By Pam Wright
Reporter of the Local Journalism Initiative
Made around 1915, Tipperary is a favorite of Tommy Marie Smale.
With a funny hat, blue eyes and rosebud lips, the toy soldier holding the Union Jack is the emblem of The War to End All Wars.
Smale, a well-known toy and doll collector, has put together an exhibit to showcase war toys of the past in honor of Memorial Day.
According to Smale, sharing the Tipperary Tommy and other military toys is a way to show gratitude to those who have served in the Canadian military.
“We appreciate people who are brave enough to go to war,” he said. “They had to give up a lot to give us what we have today. I think it’s very important.”
Smale also believes that war games offer a window into the minds of children affected by war.
“The kids were there,” Smale said. “We don’t know how they felt or even if they talked about the war. Games were part of that.”
The former primary school teacher, who collected together with her late husband Bruce, has a huge collection. He currently rents a room in the former Sprucedale School in Chatham to display a small portion of his collection.
However, there are hundreds if not thousands of other items hidden away.
“I was always interested in older things,” Smale said, noting that she and her husband had no children and did not drink or smoke.
“We spent our money on fundraising,” he said.
Tipperary Tommy was bought by Smale at an antique shop in Leamington and is in top form for his 107 years.
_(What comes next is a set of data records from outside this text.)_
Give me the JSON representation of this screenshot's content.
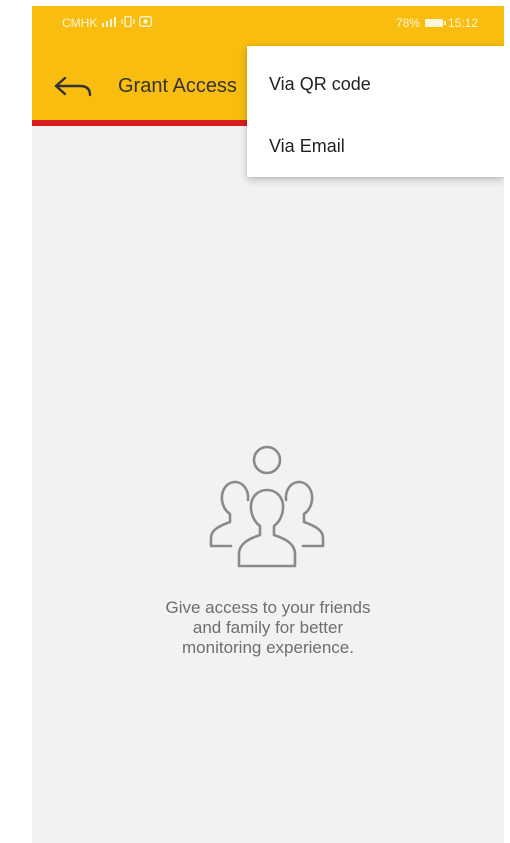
{
  "status_bar": {
    "carrier": "CMHK",
    "battery_percent": "78%",
    "time": "15:12"
  },
  "toolbar": {
    "title": "Grant Access",
    "back_icon": "arrow-left-icon"
  },
  "menu": {
    "items": [
      {
        "label": "Via QR code"
      },
      {
        "label": "Via Email"
      }
    ]
  },
  "empty_state": {
    "icon": "people-group-icon",
    "lines": [
      "Give access to your friends",
      "and family for better",
      "monitoring experience."
    ]
  },
  "colors": {
    "toolbar": "#f8bd0f",
    "accent_line": "#d81e1e",
    "background": "#f2f2f2"
  }
}
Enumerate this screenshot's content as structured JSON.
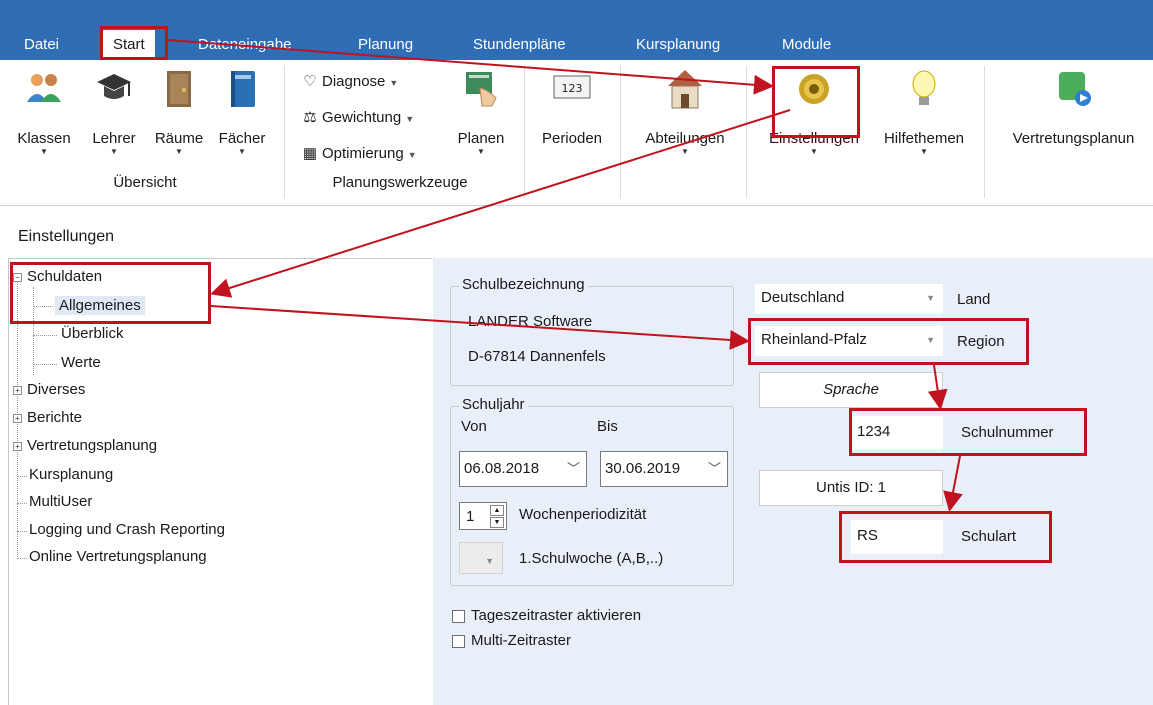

The name comes from a marching song made famous during the First World War called ‘Long Way to Tipperary’.
“It’s amazing to have a baby like this in this condition,” Smale said.
Other notes include toys from Tilbury. Smale also has a wooden ambulance and a tank built by the Ellwood family after World War II.
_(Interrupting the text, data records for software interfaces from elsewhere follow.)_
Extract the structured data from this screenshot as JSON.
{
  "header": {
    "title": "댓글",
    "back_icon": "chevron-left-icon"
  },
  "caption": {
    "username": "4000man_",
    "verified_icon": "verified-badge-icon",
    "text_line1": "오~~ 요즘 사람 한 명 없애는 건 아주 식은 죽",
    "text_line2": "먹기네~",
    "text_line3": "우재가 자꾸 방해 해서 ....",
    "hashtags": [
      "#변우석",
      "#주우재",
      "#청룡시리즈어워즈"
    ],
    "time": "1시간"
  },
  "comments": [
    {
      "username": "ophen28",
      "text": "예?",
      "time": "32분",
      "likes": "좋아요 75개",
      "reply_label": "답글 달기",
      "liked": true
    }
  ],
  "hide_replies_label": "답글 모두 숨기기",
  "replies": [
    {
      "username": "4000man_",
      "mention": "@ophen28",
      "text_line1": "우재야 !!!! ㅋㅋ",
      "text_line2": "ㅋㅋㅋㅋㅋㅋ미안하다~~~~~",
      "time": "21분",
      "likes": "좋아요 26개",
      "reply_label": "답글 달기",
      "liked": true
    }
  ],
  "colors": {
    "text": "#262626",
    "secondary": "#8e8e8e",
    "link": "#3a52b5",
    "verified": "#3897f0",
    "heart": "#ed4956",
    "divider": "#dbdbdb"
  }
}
Ellwood Toys of Tilbury, led by Harry Ellwood, was closely associated with Windsor-based Lincoln Toys and eventually incorporated the Lincoln Specialties range. The company builds toys from wood and pressed steel, including everything from airplanes to dump trucks to Massey Harris tractors.
The toys were popular and are now widely sought after by collectors.
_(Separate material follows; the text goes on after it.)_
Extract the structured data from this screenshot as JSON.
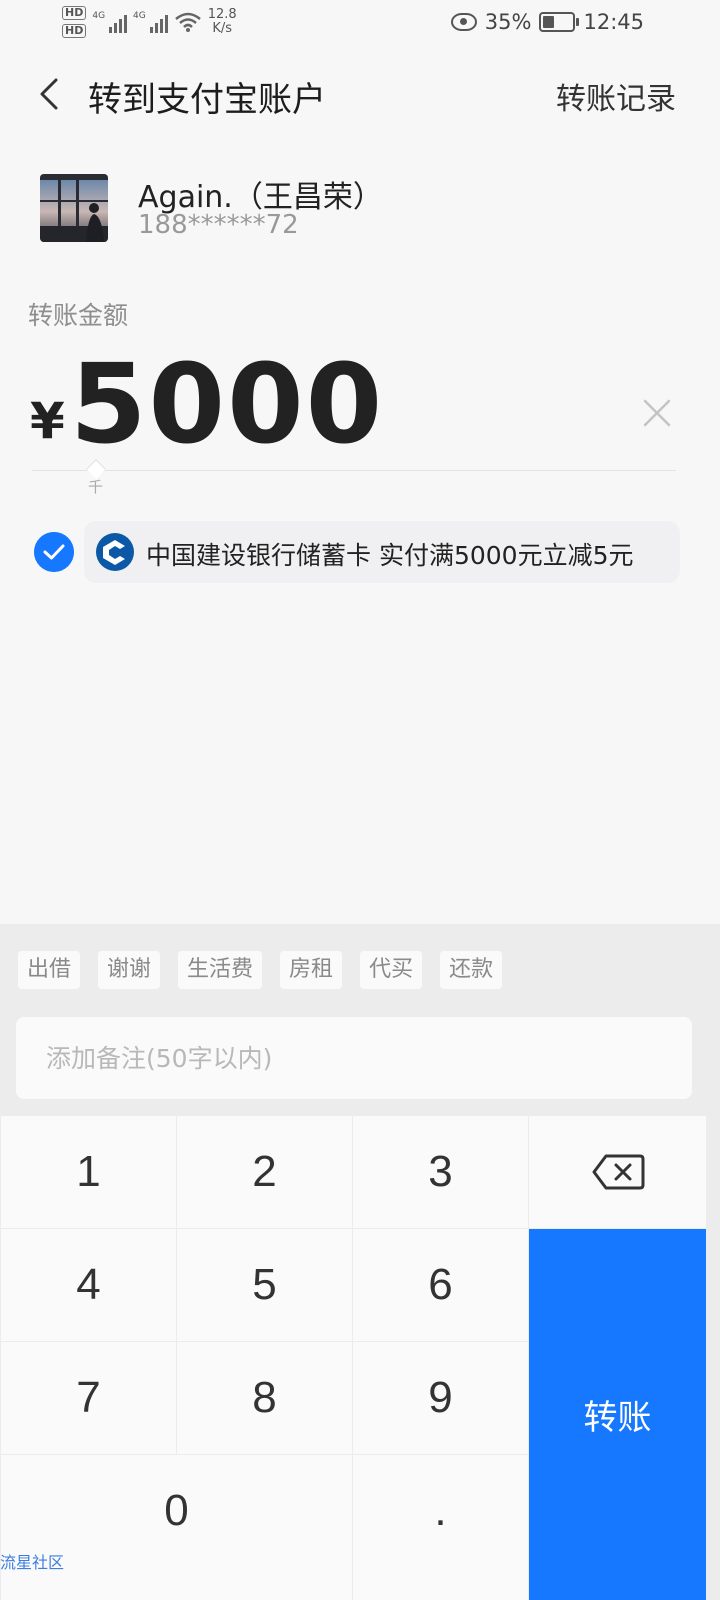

Smale, who is a member of the Historical Toy and Doll Society of Southwestern Ontario, hopes to share her collection with others. Private tours can be arranged by calling 519-359-6171.
“It makes me happy to do it and it makes everyone else happy,” Smale said.